Monitoring grassland biomass throughout the growing season is of key importance in sustainable, site-specific management decisions. Precision agriculture applications can support these decisions. However, precision agriculture relies on timely and accurate information on plant parameters with a high spatial and temporal resolution. The use of structural and spectral features derived from unmanned aerial vehicle (UAV)-based image data from low-cost sensors is a promising nondestructive approach to assess plant traits such as above-ground biomass or plant height. Therefore, the main objectives were (1) to evaluate the potential of low-cost UAV-based canopy surface models to monitor sward height as an indicator of grassland biomass, (2) to evaluate the potential of vegetation indices from low-cost UAV-based red-green-blue (RGB) digital image data, and (3) to compare the mentioned methods with established methods for biomass monitoring such as rising plate meters and spectroradiometer-based narrowband vegetation indices over the growing season in 2017, including three cuts. We compared the accuracy of each single UAV-based height feature and vegetation index using a combined multivariate approach to estimate fresh and dry biomass. The heterogeneous sward structure with high spatiotemporal variability led to varying performance in biomass estimation depending on the growths (time between two cuts) and choice of predictor variable. The results showed that biomass prediction by height features provided moderate-to-good results (cross-validation R2 = 0.57 to 0.73 for dry biomass and 0.43 to 0.79 for fresh biomass), but reference measurements based on rising plate meters were more robust when estimating biomass. The spectral features (RGB-based vegetation indices and spectroradiometer-based vegetation indices) yielded varying accuracy and suitability for biomass prediction. Despite the variability, our findings indicate a promising approach for grassland biomass monitoring.

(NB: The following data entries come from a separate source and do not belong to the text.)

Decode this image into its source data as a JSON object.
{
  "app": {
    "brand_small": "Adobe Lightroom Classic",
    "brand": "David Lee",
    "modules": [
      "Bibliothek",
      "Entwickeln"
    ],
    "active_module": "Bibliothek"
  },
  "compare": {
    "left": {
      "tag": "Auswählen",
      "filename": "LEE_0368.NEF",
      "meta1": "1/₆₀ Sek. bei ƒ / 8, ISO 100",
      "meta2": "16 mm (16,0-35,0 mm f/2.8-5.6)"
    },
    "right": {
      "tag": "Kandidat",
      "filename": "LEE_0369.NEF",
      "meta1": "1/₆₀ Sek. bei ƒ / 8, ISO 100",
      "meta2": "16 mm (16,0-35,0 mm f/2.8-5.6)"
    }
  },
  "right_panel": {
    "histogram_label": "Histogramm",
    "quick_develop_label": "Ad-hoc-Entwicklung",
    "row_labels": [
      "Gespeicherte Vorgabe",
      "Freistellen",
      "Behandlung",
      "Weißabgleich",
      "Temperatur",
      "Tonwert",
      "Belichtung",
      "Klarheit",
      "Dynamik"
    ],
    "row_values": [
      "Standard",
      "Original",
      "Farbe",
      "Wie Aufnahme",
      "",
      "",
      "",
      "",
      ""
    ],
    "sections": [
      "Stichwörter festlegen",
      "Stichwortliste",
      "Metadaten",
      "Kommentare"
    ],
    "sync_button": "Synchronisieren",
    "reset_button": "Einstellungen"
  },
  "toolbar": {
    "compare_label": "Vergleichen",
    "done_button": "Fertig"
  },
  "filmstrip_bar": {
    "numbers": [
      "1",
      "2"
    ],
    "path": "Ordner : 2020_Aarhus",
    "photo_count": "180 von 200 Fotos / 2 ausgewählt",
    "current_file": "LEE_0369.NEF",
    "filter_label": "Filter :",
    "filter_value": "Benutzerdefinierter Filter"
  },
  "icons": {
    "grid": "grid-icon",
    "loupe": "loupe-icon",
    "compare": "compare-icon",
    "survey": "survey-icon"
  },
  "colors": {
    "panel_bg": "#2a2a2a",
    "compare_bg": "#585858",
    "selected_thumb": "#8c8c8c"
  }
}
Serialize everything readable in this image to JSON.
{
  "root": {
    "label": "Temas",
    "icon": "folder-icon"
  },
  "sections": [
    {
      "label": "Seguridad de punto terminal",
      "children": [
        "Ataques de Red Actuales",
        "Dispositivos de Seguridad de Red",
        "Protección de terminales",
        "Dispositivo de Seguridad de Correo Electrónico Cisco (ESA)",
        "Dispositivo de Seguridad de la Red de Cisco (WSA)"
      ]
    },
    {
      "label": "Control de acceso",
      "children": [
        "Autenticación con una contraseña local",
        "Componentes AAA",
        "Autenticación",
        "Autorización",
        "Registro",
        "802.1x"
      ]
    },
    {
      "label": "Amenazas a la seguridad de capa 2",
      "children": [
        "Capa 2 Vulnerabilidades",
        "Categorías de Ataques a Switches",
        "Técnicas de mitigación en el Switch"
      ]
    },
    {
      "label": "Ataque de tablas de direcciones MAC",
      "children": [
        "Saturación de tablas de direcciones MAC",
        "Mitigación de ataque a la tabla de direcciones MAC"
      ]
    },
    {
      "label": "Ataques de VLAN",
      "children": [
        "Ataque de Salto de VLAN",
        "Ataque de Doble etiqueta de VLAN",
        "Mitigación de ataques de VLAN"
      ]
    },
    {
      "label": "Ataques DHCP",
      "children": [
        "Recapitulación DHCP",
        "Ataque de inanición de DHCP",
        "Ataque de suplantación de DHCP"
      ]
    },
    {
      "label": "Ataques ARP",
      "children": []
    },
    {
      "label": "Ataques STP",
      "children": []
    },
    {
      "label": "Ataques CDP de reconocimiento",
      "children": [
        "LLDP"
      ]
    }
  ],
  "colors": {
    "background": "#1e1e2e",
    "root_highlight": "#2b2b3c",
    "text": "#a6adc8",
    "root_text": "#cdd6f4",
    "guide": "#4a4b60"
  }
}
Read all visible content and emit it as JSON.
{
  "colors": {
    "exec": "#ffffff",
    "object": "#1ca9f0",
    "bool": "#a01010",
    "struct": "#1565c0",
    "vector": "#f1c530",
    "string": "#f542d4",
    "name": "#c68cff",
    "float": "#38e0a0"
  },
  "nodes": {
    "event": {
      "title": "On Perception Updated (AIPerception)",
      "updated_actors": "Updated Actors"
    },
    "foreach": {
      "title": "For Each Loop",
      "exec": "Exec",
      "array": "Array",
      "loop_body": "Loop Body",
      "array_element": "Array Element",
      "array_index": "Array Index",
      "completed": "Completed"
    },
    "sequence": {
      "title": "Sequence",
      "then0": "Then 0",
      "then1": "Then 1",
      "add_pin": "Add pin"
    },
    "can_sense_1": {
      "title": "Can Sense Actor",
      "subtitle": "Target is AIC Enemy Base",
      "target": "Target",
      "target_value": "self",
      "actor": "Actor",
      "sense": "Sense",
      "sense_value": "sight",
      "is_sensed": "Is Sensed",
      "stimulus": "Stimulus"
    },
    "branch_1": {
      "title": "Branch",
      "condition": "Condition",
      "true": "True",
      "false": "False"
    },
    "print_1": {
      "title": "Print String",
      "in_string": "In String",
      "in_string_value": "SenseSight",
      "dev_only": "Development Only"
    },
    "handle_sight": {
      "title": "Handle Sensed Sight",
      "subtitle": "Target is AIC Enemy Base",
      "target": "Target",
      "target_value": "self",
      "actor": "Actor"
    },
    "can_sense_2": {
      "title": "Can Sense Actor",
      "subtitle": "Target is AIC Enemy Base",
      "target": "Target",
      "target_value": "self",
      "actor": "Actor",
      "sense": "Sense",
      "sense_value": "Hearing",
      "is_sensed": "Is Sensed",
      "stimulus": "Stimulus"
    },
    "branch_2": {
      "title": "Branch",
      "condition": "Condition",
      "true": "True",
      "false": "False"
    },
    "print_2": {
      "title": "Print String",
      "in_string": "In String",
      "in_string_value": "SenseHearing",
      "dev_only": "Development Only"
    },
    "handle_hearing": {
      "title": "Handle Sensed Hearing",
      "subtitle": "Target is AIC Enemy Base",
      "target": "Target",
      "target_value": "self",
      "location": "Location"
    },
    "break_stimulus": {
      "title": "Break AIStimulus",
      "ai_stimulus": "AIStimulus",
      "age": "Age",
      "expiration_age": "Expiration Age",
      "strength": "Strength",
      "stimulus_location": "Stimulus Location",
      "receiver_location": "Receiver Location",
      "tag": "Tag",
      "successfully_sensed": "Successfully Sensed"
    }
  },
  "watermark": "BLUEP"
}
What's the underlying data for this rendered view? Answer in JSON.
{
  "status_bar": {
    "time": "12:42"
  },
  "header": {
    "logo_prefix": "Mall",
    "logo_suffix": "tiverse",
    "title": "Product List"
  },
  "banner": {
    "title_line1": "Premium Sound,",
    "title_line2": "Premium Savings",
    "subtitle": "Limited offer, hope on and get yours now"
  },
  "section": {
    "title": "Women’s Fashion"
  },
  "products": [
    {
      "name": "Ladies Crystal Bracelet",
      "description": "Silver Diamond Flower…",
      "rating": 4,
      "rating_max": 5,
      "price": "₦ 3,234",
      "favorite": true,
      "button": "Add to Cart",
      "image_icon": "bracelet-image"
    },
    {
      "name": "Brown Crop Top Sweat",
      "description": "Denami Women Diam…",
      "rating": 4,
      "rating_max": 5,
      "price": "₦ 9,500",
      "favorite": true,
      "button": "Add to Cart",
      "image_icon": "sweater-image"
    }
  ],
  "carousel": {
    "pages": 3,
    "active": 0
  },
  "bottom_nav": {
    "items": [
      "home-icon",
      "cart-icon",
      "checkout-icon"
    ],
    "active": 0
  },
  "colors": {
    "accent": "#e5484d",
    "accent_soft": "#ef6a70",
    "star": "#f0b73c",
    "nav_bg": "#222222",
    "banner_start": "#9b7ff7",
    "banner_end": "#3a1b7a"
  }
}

Climate change, food insecurity and limited land and water resources strengthen the need for operational and spatially explicit information on vegetation condition and dynamics. The detection of vegetation condition as well as multiannual and seasonal changes using satellite remote sensing, however, depends on the choice of data including length and frequency of time series. Thus, this contribution focuses on the derivation of the optimal remotely sensed data for vegetation monitoring and extraction of relevant metrics. Time series of satellite data from Landsat-8, Sentinel-1/2, and MODIS were used to identify characteristics of vegetation at different spatiotemporal scales. We derived parameters, such as: maximum and amplitude based on vegetation index time series, as well as Land Surface Temperature (LST). Along with optical data, we used backscattering intensity over consecutive vegetation growing seasons. The analysis was carried out using Google Earth Engine, a cloud computing platform which allows to access various data archives and conduct data-intensive analysis. Taking advantage of this platform, we developed a web-based application named GreenLeaf. The application is computing metrics and plotting time series, based on parameters defined by the user. The derived vegetation condition parameters provide sufficient information to detect vegetation change. In addition, the images acquired from near-coincident dates provide similar information over continuous surfaces. The developed application contributes to the use of satellite data and the simplification of data access for users with limited remote sensing experience and/or restricted processing power. Aiming at providing this knowledge to stakeholders can further support decision making on multiple scales.